ERIC Number: ED196300
Record Type: Non-Journal
Publication Date: 1980
Reference Count: N/A
From Gesture to Word and Gesture. Papers and Reports on Child Language Development, Number 19.
Pechmann, Thomas; Deutsch, Werner
Children aged 2, 6, and 9 years old were presented with four sets of differing objects and were asked to tell the experimenter which object out of each set they liked best. It was discovered that, as children grow older, pointing becomes rarer and linguistic descriptions become more appropriate. In two further experiments, the distance between subject and object and between the objects themselves was varied. The children pointed most often when it could be used as a referential means alone, and least often when it had no referential function at all. In a final experiment, objects were introduced for which the children had no verbal labels. Nearly all the children used pointing. The data indicate a continuum between the exclusive application and appropriateness of pointing and the exclusive application and appropriateness of verbal reference; between these two extremes pointing and verbal reference are combined in a characteristic pattern. This suggests that earlier acquired forms of nonverbal referential behavior do not disappear with the acquisition of language but remain in the behavioral repertoire and serve specialized functions. (JB)

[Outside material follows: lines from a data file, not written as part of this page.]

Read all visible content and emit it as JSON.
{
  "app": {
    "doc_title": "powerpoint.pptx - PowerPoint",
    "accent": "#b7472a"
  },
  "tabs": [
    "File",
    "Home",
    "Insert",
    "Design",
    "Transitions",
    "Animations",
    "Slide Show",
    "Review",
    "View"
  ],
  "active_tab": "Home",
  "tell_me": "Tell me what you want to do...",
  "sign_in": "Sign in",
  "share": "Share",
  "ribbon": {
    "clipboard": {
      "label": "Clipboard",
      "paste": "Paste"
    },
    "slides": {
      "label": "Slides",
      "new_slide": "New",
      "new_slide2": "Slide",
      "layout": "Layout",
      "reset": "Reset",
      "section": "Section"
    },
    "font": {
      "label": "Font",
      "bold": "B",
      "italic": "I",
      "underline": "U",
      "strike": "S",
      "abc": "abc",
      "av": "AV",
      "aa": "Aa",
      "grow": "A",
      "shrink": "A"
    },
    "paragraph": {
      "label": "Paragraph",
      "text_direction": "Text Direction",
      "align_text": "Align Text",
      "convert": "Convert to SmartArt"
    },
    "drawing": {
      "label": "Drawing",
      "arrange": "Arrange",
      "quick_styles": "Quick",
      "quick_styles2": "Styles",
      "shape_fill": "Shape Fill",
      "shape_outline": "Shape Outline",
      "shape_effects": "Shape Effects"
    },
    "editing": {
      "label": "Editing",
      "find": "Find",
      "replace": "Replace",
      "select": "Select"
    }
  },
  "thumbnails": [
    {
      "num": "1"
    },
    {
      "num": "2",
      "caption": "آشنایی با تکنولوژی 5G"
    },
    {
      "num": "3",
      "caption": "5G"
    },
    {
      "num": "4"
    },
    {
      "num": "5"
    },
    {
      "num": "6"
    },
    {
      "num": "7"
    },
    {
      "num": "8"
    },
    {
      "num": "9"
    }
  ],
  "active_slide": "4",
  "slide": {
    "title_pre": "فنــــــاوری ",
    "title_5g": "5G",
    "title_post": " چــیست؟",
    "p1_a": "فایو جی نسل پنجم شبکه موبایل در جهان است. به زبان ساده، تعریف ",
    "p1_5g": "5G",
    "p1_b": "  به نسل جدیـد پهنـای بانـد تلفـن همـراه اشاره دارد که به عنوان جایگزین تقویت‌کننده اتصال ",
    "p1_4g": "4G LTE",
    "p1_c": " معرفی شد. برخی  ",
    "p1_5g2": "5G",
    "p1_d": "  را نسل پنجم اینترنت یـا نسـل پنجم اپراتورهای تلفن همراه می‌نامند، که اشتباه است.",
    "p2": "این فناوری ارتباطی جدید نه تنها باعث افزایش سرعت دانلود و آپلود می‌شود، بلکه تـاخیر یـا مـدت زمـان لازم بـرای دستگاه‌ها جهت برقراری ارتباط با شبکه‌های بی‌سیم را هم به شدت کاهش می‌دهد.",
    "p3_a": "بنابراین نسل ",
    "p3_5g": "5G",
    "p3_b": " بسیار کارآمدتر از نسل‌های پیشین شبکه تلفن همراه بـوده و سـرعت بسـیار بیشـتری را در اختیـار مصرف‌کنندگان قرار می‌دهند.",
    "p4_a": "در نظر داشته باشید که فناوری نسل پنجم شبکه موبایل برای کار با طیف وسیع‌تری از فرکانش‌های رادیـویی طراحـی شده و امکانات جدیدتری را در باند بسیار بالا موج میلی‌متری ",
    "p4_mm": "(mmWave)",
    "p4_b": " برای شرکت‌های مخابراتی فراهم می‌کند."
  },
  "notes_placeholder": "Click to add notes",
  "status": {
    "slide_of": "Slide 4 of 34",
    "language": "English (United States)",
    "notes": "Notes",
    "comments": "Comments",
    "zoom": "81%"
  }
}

Publication Type: Reports - Research
Education Level: N/A
Authoring Institution: Stanford Univ., CA. Dept. of Linguistics.